Editor’s note: According to Merriam-Webster, The basic concept of gamification isn’t new, but the word itself is a 21st-century addition to the English lexicon. The word refers to the incorporation of game elements, like point and reward systems, to tasks as incentives for people to participate. In other words, gamification is about making something potentially tedious into a game. Gamification is effective because it taps into people’s natural desires for competition and achievement. Teachers, managers, and others use gamification to increase participation and improve productivity.
Our students live in a world that is very different from the world we grew up in. Technology use is standard practice and expected in their day-to-day lives. If we are going to engage students today, it’s important that we harness the technology in both the way we teach and the way we learn. To do that we must also provide professional development opportunities for our teachers to stay connected to the best instructional methods for today’s students.
In Desert Sands, we engage teachers and encourage enhanced classroom technology using “gamified instruction.” Our in-house technology department worked with Alludo to create a self-paced environment that is collaborative and inspires professional development in a fun and thought-provoking way. Alludo (Latin for “play”) is a leading developer of “gamification” for the world of education. Using their platform, inspiration, and collaboration several games were created with Desert Sands needs specifically in mind. One series of games is titled Chrome Wars and teachers learn basic technology skills as well as classroom activities designed to practice what they’ve learned and to step outside their comfort zone to engage students in a different way. Referred to by the DSUSD team as “A Professional Development Galaxy for Educators,” it was named for and based upon the department’s affinity for the Star Wars series of films.
Teachers can begin with “Phantom of the Desert” to gain knowledge to prepare for the “Attack of the Chrome,” a mission to explore classroom technology tools and activities even deeper while strengthening and sharpening those new skills. At the third level “A Chrome Hope” the trilogy continues and brings the “players” to “WiFi Strikes Back” before completing the mission at the final level “The Tech Awakens.”
Teachers are being equipped to enhance their toolboxes with digital tools to help them increase engagement and productivity skills. Additionally, this gamified professional development models that learning doesn’t always take place inside the classroom. By giving learning small pieces of information with challenges to apply what was learned, we are also modeling another teaching strategy.

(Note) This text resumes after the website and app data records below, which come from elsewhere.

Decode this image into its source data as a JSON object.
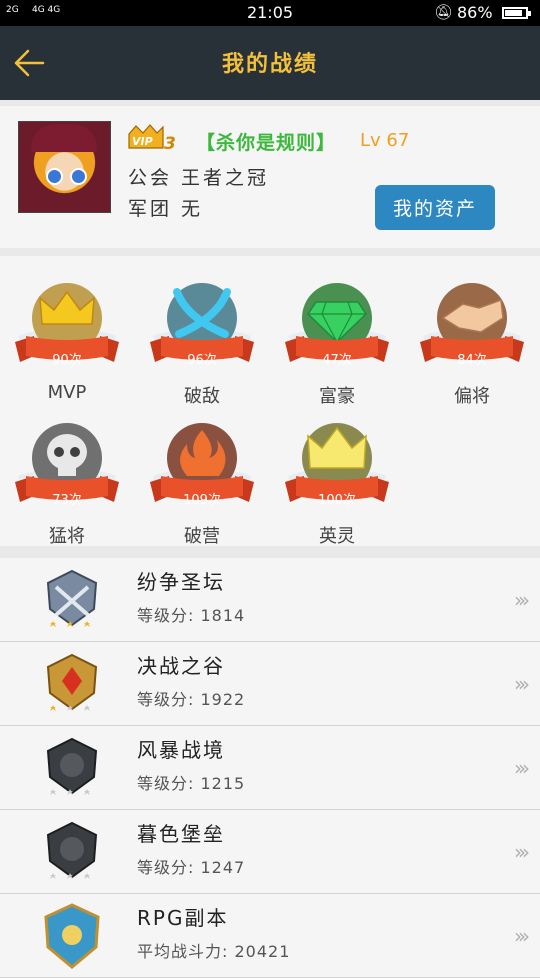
{
  "status_bar": {
    "signal_left": "2G",
    "signal_right": "4G 4G",
    "time": "21:05",
    "battery": "86%"
  },
  "header": {
    "title": "我的战绩"
  },
  "profile": {
    "vip_level": "3",
    "name": "【杀你是规则】",
    "level": "Lv 67",
    "guild": "公会 王者之冠",
    "corps": "军团 无",
    "assets_button": "我的资产"
  },
  "achievements": [
    {
      "label": "MVP",
      "count": "90次",
      "icon": "crown-icon",
      "color": "#f5b820"
    },
    {
      "label": "破敌",
      "count": "96次",
      "icon": "crossed-swords-icon",
      "color": "#3fb2d8"
    },
    {
      "label": "富豪",
      "count": "47次",
      "icon": "diamond-icon",
      "color": "#34c35a"
    },
    {
      "label": "偏将",
      "count": "84次",
      "icon": "handshake-icon",
      "color": "#e8a070"
    },
    {
      "label": "猛将",
      "count": "73次",
      "icon": "skull-icon",
      "color": "#d0d0d0"
    },
    {
      "label": "破营",
      "count": "109次",
      "icon": "flame-icon",
      "color": "#f0603a"
    },
    {
      "label": "英灵",
      "count": "100次",
      "icon": "crown-spirit-icon",
      "color": "#f5e060"
    }
  ],
  "modes": [
    {
      "name": "纷争圣坛",
      "score_label": "等级分:",
      "score": "1814",
      "stars": 3,
      "medal": "silver-crest-icon"
    },
    {
      "name": "决战之谷",
      "score_label": "等级分:",
      "score": "1922",
      "stars": 1,
      "medal": "gold-crest-icon"
    },
    {
      "name": "风暴战境",
      "score_label": "等级分:",
      "score": "1215",
      "stars": 0,
      "medal": "dark-shield-icon"
    },
    {
      "name": "暮色堡垒",
      "score_label": "等级分:",
      "score": "1247",
      "stars": 0,
      "medal": "dark-shield-icon"
    },
    {
      "name": "RPG副本",
      "score_label": "平均战斗力:",
      "score": "20421",
      "stars": null,
      "medal": "ornate-crest-icon"
    }
  ],
  "colors": {
    "header_bg": "#283038",
    "title": "#f2c03b",
    "name": "#3cb83c",
    "level": "#f0a020",
    "button": "#2d87c0",
    "ribbon": "#e8512a"
  }
}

Beyond teacher use, there are games available for administrators and other school staff (including office and paraeducators) to increase their skills as they work with students at all grade levels. While there are some moderate prizes and stickers for completing levels, many school sites are challenging their teams to compete with one another for points. Derrick Lawson, principal of Indio High School encourages his staff to participate, “We have seen a dramatic increase in the use of Google Tools across the classrooms, pre and post-survey data show a significant increase in comfort with using technology in the classroom.”
Gamification is widespread across our economy with rewards programs at department stores and entertainment venues, so applying that same strategy to professional development not only makes it competitive but fun. In doing so we are seeing significant gains across all employee groups.
While there is still a place for “sit and get” training and professional development, using the Alludo platform and games like Chrome Wars allow for another option for many adults in our district. As we bridge the digital divide, it’s already correlating to increased student achievement. At the same time, we are seeing an increase in collaboration among teachers across the district using the tools and skills that they have gained.
Editor’s note: This article was collaboratively written by members of the Desert Sands Unified School District team.
- Principal Lawson: DSUSD